C.J. Conrad’s range of emotions over the last three weeks stretched wider than his arms reaching to haul in a wayward throw. Shock, anger, disappointment and fear were the original points on the compass.
The list was transformed Monday when the Keystone graduate met with renowned sports cardiologist Dr. Aaron Baggish at Mass General in Boston. Relief, gratitude, excitement and confidence took center stage.
Conrad was cleared to pursue his dream of playing tight end in the NFL.
“My prayers have been answered!” he tweeted. “I’m back!”
Doctors at the NFL scouting combine in Indianapolis last month detected a potential heart issue during extensive tests and wouldn’t let Conrad work out for general managers, coaches and scouts. The concern was so serious Conrad was told not to train until a final diagnosis despite feeling great the entire time.
“They were able to rule out what put me in danger zone, for a lack of a better term,” Conrad, who played for the University of Kentucky, said Tuesday night by phone. “I do have something. But it’s nothing that will keep me from playing football. It’s something that many athletes have.”
He declined to reveal his condition or the one discarded.
Conrad (6-foot-4½, 249 pounds) was in the best shape of his life when he arrived at the combine, ready to impress and move up draft boards across the league. Then came three days of tests, a crushing ruling and more than two weeks of waiting and wondering.
“Oh, I mean, there’s no doubt — it did scare me,” he said. “But I’m just such a competitive person, such a guy that I was just so optimistic through the whole process that I was going to eventually get cleared, even though maybe my parents thought differently because they’re just being parents and they cared and they’re scared.”
Conrad said the thumbs-up from Baggish confirmed his belief.
“I went and saw the best and I got cleared by the best and that’s why I don’t have any fear in my mind,” he said.
He worked out for the first time in nearly three weeks Tuesday and won’t be ready for the Kentucky pro day Friday. That’s two missed chances to perform in front of NFL talent evaluators, although Friday he’ll talk to teams and hand out the medical clearance forms.
Conrad will play catch-up by holding a personal workout April 8 in Lexington along with teammate Mike Edwards, a safety recovering from a broken thumb. He’s confident a good number of teams will attend and he’ll be back to normal.
“I fully expect to be right where I need to be by April 8, no problem,” he said.
While it was agonizing for Conrad to watch the tight end workouts on TV after he left Indianapolis, the combine wasn’t a complete loss.
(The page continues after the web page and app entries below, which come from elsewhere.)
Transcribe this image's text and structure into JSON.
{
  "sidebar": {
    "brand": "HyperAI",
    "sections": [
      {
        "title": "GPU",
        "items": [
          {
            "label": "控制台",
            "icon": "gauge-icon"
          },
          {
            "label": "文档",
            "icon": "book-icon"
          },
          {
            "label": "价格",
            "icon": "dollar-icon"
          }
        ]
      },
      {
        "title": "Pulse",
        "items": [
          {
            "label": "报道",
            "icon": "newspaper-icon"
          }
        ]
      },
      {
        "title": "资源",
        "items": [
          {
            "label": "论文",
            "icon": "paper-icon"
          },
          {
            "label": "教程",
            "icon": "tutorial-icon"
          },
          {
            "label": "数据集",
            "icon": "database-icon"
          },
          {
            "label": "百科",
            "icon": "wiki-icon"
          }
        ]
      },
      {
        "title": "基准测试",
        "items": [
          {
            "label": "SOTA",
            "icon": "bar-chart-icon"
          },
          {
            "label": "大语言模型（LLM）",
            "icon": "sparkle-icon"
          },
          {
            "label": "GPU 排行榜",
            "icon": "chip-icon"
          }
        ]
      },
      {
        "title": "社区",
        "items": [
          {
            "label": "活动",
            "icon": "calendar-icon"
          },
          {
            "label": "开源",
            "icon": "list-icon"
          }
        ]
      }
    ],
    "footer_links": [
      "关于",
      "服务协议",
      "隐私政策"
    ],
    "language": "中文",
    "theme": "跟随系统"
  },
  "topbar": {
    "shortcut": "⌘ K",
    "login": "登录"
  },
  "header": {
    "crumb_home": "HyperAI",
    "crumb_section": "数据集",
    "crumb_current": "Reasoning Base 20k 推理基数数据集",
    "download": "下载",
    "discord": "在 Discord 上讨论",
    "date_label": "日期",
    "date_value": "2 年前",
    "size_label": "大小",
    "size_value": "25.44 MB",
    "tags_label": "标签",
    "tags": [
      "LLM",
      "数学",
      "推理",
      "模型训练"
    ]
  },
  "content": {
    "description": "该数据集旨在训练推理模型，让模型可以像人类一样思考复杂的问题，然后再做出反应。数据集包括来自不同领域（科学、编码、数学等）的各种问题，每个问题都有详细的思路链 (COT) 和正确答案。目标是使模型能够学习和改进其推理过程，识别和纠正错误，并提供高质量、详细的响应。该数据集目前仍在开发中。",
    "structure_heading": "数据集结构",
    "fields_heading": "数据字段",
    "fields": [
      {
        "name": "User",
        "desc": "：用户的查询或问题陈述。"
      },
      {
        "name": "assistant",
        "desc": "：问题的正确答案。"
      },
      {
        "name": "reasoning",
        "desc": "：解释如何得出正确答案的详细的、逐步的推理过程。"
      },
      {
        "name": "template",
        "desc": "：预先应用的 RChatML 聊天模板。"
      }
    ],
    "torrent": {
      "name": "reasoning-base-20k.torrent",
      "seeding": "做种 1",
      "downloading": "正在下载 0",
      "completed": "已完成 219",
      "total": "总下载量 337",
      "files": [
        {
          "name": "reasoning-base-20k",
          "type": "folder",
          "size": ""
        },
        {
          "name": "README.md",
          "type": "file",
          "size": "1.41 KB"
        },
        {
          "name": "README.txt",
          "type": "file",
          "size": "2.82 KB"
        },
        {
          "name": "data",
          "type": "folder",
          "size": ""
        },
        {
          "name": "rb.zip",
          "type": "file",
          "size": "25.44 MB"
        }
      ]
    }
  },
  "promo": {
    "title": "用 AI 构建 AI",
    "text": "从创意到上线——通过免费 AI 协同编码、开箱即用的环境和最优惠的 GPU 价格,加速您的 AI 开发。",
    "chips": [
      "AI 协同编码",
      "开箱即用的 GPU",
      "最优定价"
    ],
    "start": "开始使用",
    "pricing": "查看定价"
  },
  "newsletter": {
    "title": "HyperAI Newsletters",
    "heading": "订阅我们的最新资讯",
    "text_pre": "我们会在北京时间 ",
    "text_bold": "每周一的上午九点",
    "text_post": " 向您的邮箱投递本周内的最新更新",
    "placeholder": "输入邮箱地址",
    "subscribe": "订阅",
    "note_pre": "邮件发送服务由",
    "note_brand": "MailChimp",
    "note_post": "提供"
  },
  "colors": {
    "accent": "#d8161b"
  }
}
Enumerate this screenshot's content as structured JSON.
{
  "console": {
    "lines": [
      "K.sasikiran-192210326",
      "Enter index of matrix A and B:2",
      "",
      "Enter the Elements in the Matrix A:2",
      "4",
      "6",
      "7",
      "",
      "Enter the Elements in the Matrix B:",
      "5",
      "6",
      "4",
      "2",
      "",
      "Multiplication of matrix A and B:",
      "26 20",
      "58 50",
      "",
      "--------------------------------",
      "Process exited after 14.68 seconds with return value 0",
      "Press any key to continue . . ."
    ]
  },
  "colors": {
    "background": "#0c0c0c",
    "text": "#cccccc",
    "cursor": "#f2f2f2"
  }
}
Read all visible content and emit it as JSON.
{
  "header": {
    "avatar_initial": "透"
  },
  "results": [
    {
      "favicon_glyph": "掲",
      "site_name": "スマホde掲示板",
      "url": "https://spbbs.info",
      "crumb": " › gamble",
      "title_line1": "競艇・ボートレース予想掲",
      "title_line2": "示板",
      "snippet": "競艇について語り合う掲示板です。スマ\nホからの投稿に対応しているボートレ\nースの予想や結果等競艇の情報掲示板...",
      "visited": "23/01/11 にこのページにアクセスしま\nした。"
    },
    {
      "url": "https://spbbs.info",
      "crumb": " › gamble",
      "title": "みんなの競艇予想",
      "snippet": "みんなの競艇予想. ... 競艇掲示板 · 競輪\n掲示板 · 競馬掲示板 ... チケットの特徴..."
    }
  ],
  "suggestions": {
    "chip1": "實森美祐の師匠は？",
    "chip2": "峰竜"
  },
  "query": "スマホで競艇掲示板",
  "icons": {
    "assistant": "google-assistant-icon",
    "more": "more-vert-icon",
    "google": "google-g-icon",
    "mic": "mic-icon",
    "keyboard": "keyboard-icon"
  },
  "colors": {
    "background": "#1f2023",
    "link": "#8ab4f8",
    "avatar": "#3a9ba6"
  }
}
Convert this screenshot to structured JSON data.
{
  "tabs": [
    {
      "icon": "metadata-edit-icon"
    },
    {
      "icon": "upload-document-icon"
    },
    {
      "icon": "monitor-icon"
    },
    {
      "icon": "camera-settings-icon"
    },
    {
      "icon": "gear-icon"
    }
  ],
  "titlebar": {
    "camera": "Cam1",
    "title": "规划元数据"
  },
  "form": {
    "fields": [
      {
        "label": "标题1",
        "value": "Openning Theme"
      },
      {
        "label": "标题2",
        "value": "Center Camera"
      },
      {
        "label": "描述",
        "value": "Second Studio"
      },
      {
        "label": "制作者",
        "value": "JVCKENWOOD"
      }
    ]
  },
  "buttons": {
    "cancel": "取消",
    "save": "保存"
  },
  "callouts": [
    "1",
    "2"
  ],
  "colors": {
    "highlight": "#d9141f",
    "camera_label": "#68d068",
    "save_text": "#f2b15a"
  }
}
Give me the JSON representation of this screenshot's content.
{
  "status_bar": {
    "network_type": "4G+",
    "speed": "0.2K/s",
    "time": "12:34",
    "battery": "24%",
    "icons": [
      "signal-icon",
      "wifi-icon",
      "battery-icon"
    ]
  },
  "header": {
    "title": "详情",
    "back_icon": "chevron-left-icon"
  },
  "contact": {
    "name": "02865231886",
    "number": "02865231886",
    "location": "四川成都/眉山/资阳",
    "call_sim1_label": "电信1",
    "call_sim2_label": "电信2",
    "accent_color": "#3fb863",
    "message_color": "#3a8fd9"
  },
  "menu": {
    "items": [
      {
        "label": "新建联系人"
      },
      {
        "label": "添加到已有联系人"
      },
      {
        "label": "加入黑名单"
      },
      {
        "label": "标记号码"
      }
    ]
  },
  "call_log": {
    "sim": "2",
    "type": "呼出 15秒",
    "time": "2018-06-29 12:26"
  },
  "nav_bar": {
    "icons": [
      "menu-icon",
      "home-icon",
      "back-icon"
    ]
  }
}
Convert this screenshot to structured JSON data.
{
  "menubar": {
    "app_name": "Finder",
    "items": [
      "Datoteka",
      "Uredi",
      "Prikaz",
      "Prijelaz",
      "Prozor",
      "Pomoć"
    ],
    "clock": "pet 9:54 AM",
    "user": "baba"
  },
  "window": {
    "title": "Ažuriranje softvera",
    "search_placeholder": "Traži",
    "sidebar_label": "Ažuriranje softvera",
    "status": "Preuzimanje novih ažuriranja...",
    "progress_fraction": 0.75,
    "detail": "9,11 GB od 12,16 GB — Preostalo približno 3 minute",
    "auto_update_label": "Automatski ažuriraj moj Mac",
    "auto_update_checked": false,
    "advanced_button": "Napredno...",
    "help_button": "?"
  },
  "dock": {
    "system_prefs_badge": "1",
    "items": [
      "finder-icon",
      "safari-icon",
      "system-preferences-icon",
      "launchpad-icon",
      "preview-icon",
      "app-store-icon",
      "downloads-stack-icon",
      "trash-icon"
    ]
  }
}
He met with the tight ends coaches of all 32 NFL teams.
“And it went really well. Really well,” he said. “That was the best part of the combine for me.”
The strong impression was only partial because he wasn’t allowed to step foot on the field.
“They were really looking forward to watching me work out,” Conrad said. “That was probably the most disappointing thing was how well I did in my interviews, for them not to be able to see me work out really bothered me.”
The NFL teams have watched his game film — 80 catches for 1,015 yards and 12 touchdowns in four years — but the gaping hole in the profile is the predraft workout that includes the 40-yard dash, vertical jump, agility drills, route running and pass catching.
“I know the type of football player I am and not being able to show that has been probably the toughest thing of this whole thing,” Conrad said. “You have no idea my excitement for April 8.”
Without the medical red flag, the No. 1 question among teams would be about his athleticism. Does he have the physical tools to complement his strong hands, blocking ability and intelligence?
“I didn’t get to show a ton of that at Kentucky,” said Conrad, who stayed busy the last couple of weeks by helping coach the Wildcats during spring ball. “But that excites me because I know the type of athlete I am and I know the type of time I would’ve ran if I would’ve been able to run at the combine. And it would’ve been good. So I know what I need to do now for April 8 and I’ve got all the confidence in the world that I’ll be just fine.”
He wouldn’t offer a specific prediction for his 40 time.
“It’s going to be above average for tight ends,” he said. “It’ll answer that question of my athleticism.”
Conrad said he can’t help but check out mock drafts but has been trying to avoid them since the combine.
“I know things have changed,” he said.
He acknowledges the heart issue will hurt his draft stock. Last year Michigan defensive tackle Maurice Hurst went through something similar and slid from a potential first-round pick to the fifth round.
Before the combine Conrad was considered a midround pick.
“There’s so much there that upsets me. But the same time, when I got the news yesterday that I was cleared, that didn’t even really cross my mind,” he said. “I’m just so happy that I’m going to be given the opportunity to play football again. I know the type of football player I am and I understand all the draft stock thing, I cannot look at it that way. When the draft day rolls around if I get my name called or not, I’m still going to get an opportunity and that’s all I need.”